Marston House is arather special antiques shop in the village of Wiscasset, Maine; a place full ofwonderful objects and ephemera not only from New England, but also the UK,Belgium, Sweden and the South of France. Husband and wife owners Sharon andPaul Mrozinski spend half the year in Maine and the other half at theirproperty in Provence – their base for buying trips all over the continent.
Surrounded by lushgardens and lilac bushes, this 19th-century home is now a 21st-century treasure trove. In each roomof the shop’s ground floor I found pieces to delight: English gardening toolsc1880 ($50-$150), late 18th-centuryAmerican textiles and French and “jaspe” pitchers – one off items that soonsold, would be replaced by other curios discovered on the Mronzinskis’s foraysabroad.
Elsewhere, culinaryantiques run the gamut from French coffee pots to “Tire-Bouchon” corkscrews tosculptural ebony-handled knives. Larger pieces of furniture include vintageworktables and an oxblood red American blanket chest c1820 ($1,800) withoriginal finishes. Old printed books and journals, beeswax candles, assortedlinens and pillows ($30-$98), French lavender sachets ($45-$65), bolts offabric and tin lanterns are just some of the smaller exquisitely edited finds.
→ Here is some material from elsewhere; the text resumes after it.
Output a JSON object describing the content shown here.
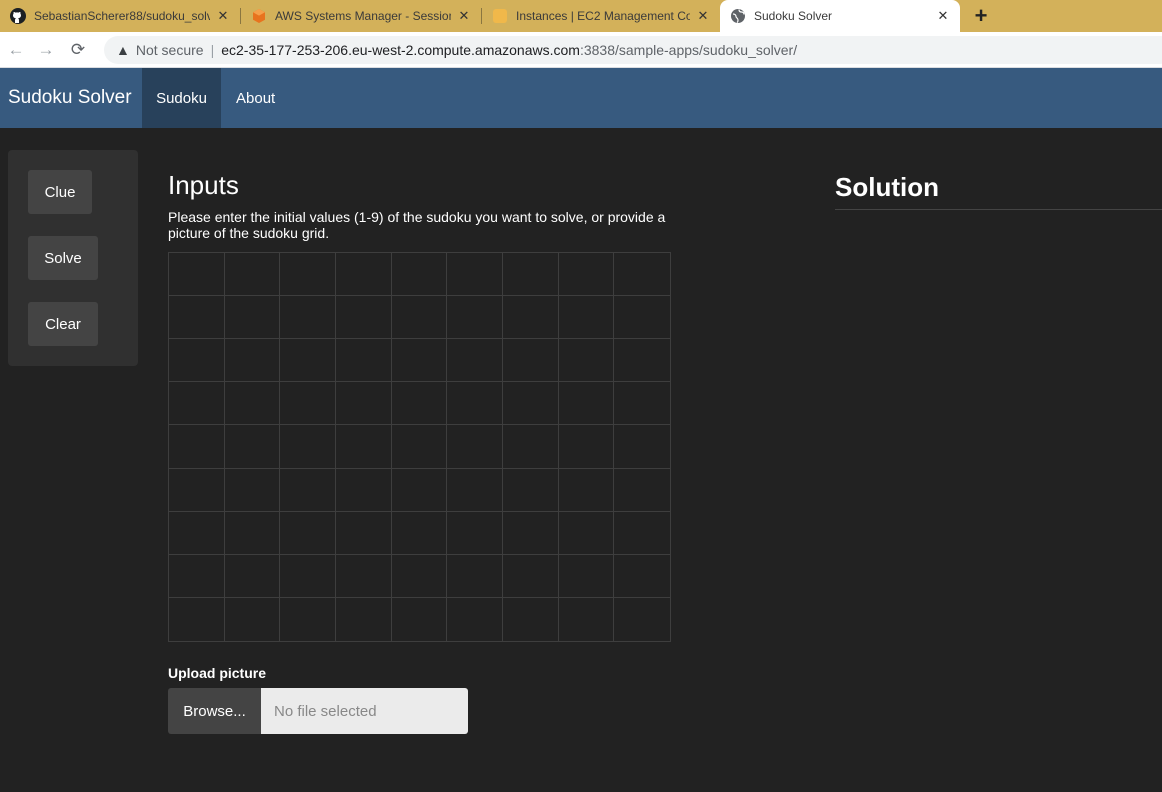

For those making thetrek up the well-trafficked US 1, there’s always the option of making a weekendof it by staying at Marston House’s two-bedroom carriage house located behindthe main store. Quiet, quaint and cute, the Mrozinskis make the bed and breakfast concept a personal one, with elegant yet simple furnishings,breakfast-filled baskets, freshly cut flowers and roaring fireplaces. Equal parts Americana and Aix-en-Provence chic, Marston House is an unexpectedgem.